[Data records]
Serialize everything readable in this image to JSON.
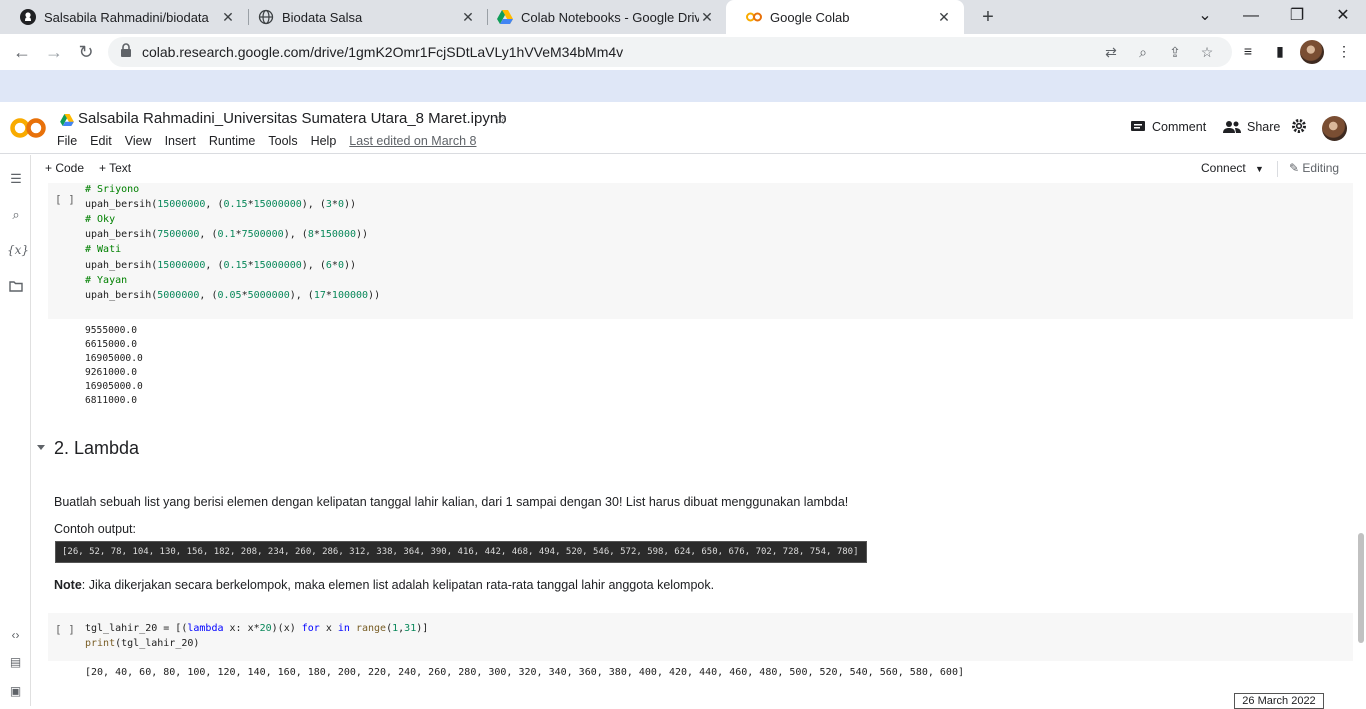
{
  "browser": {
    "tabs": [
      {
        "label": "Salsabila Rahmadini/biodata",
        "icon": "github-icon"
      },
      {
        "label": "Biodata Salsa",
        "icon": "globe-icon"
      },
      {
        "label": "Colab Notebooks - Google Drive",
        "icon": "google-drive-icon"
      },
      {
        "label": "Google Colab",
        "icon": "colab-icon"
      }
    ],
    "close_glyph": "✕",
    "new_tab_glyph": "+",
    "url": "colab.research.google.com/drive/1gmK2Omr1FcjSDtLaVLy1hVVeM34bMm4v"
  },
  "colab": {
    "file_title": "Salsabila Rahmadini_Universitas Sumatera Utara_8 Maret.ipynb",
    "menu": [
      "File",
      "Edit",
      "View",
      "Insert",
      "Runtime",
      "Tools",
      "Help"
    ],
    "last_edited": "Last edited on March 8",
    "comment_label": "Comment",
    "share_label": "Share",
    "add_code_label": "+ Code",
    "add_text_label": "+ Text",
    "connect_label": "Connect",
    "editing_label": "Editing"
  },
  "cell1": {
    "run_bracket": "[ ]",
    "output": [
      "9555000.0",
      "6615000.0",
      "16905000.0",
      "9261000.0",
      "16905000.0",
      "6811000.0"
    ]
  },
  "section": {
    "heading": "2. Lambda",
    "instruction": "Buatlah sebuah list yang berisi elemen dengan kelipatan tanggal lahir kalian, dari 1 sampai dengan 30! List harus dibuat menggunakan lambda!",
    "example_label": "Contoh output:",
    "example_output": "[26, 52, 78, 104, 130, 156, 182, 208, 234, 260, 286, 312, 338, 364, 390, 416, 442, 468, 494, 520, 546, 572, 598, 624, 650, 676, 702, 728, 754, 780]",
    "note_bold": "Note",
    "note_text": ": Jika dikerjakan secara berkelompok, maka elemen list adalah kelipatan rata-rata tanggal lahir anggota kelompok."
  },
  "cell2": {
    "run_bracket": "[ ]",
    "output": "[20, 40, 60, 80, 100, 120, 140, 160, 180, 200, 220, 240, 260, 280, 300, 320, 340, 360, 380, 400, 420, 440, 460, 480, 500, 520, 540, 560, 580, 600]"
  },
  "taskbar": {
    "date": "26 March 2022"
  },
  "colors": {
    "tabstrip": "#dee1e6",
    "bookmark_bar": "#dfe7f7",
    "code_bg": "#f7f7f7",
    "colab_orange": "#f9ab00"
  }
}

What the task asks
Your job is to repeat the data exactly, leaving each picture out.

Written response
Serialize everything readable in this image to JSON.
{
  "browser": {
    "tabs": [
      {
        "label": "Salsabila Rahmadini/biodata",
        "icon": "github-icon"
      },
      {
        "label": "Biodata Salsa",
        "icon": "globe-icon"
      },
      {
        "label": "Colab Notebooks - Google Drive",
        "icon": "google-drive-icon"
      },
      {
        "label": "Google Colab",
        "icon": "colab-icon"
      }
    ],
    "close_glyph": "✕",
    "new_tab_glyph": "+",
    "url": "colab.research.google.com/drive/1gmK2Omr1FcjSDtLaVLy1hVVeM34bMm4v"
  },
  "colab": {
    "file_title": "Salsabila Rahmadini_Universitas Sumatera Utara_8 Maret.ipynb",
    "menu": [
      "File",
      "Edit",
      "View",
      "Insert",
      "Runtime",
      "Tools",
      "Help"
    ],
    "last_edited": "Last edited on March 8",
    "comment_label": "Comment",
    "share_label": "Share",
    "add_code_label": "+ Code",
    "add_text_label": "+ Text",
    "connect_label": "Connect",
    "editing_label": "Editing"
  },
  "cell1": {
    "run_bracket": "[ ]",
    "output": [
      "9555000.0",
      "6615000.0",
      "16905000.0",
      "9261000.0",
      "16905000.0",
      "6811000.0"
    ]
  },
  "section": {
    "heading": "2. Lambda",
    "instruction": "Buatlah sebuah list yang berisi elemen dengan kelipatan tanggal lahir kalian, dari 1 sampai dengan 30! List harus dibuat menggunakan lambda!",
    "example_label": "Contoh output:",
    "example_output": "[26, 52, 78, 104, 130, 156, 182, 208, 234, 260, 286, 312, 338, 364, 390, 416, 442, 468, 494, 520, 546, 572, 598, 624, 650, 676, 702, 728, 754, 780]",
    "note_bold": "Note",
    "note_text": ": Jika dikerjakan secara berkelompok, maka elemen list adalah kelipatan rata-rata tanggal lahir anggota kelompok."
  },
  "cell2": {
    "run_bracket": "[ ]",
    "output": "[20, 40, 60, 80, 100, 120, 140, 160, 180, 200, 220, 240, 260, 280, 300, 320, 340, 360, 380, 400, 420, 440, 460, 480, 500, 520, 540, 560, 580, 600]"
  },
  "taskbar": {
    "date": "26 March 2022"
  },
  "colors": {
    "tabstrip": "#dee1e6",
    "bookmark_bar": "#dfe7f7",
    "code_bg": "#f7f7f7",
    "colab_orange": "#f9ab00"
  }
}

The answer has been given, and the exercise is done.